Technology Idols

This week Samsung CEO Mr JK Shin presented what some consider the most impressive technology launch event of all time, introducing Samsung’s S4 phone.

Significant in this launch were interesting claims made by Mr Shin early in his speech. His words, albeit muddied by his Korean accent, bring to mind parallel ideas presented in the Bible. And through his comments we are presented with the idea of Technology as an Idol in today’s world.

The worship of technology is not a new theme. The late Apple guru Steve Jobs, himself a master of marketing hype, gave today’s generation a sense for the mystique and fervor created by technology. But in generations past technology had earlier showmen and its showcase moments where eager consumers salivated over the promise of new qualities of life made possible by new technology, or “applied science” as they knew it then.

The great Fairs and Expo events of past centuries put on display amazing technological tools that were to transform day to day life. Car shows, computer shows, electrical appliance shows and all manner of other such events are and have always been energized by display of the latest and greatest.

And with each new technology comes the embedded promise of a better life, more efficient processes, more free time, greater productivity and so on.

Through that cavalcade of promise upon promise, breakthrough upon breakthrough, technology upon technology, innovation upon innovation, technology itself has been paraded before us as an Idol.

Technology has become to the secular culture the tool of man’s salvation. Technology is the key to longer, happier life. Technology is the answer to man’s problems.

Early last century Aldus Huxley even extolled technology as the deliverer of the Brave New World where moral constraint, unhappiness, unwanted impositions and human limitation would be thrown aside by ‘applied science’, aka technology.

So we should not be surprised to hear technology described in the most glowing terms and attributed with qualities previously reserved for the divine. And that’s what we do hear in Mr Chin’s ululations.

When Mr Chin took to the stage at New York’s Radio City Music Hall before an adoring crowd of smartphone devotees he prefaced the introduction of the S4 with words of significant tenor.

He explained that Samsung has brought together innovation with the wishes of the public to create something that was now at a new level as applied technology.

“We have taken technology and innovation to help us get closer to what matters in life. To help us live a richer, simpler and more full life.”

“It is the innovation that improves the way people truly live every day and helps them live in the way they aspire to.”

“A device that enables us to do more. A companion that helps us to experience life to the fullest. A life companion for a richer, simpler life.”

These are heady claims, but they may actually prove true within the limits of what inanimate technology can provide. That will be judged by users over time.

But these claims resonate with meaning attributed thousands of years ago to divine experience.

Jesus Christ made the claim, “I am come to give life and life that is more abundant”.

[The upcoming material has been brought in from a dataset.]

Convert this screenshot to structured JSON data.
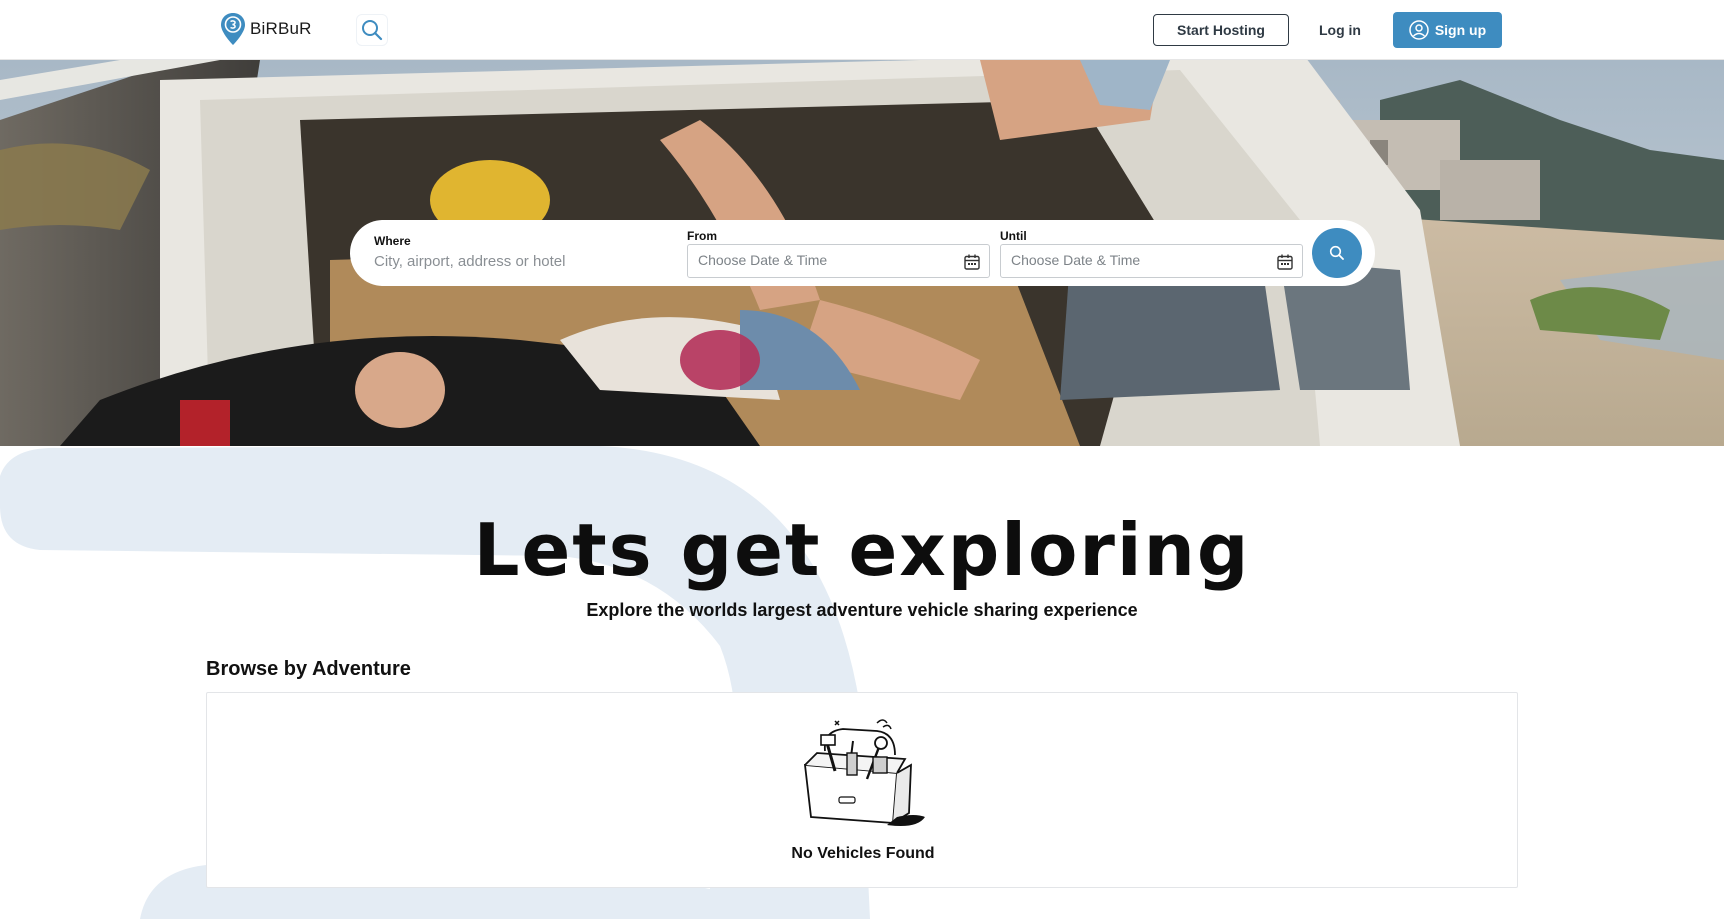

Jesus also claimed that He would send to His followers the divine person of the Holy Spirit who would reside inside their lives and be to each of them a personal support agent, called a parakletos in the Greek language of the day.

Jesus also promised that He would give His followers divine peace that would not be given on the same terms as the world gives things.

So Mr Chin’s glowing accolades showered upon his company’s machine echoes the more profound spiritual promises made by the Son of God.

Is technology therefore not an idol? Is it not a substitute for the more powerful and more valuable experience available through spiritual technology?

Has the world lost sight of that which is real and replaced it with that which is an illusion of substance?

Can a smartphone provide for us lifestyle support that in any way matches the life-changing impact of Jesus Christ as Saviour, Almighty God as Heavenly Father and the Holy Spirit as resident comforter?

Is the world being sold a bogus bill of goods by fawning over mere devices, while failing to seek the far more powerful and truly life-changing impact of eternal life?

What does it say about us that we exult in a new technology, while abandoning the power and presence of Almighty God in our lives and culture?

Is it that we have erected new temples and that we fall down before new idols, invoking their powers to alleviate our ills and confer blessings in ways that only God can truly do?

Have we made technology an idol?

And if so, how do we get God back on the throne in each of our hearts?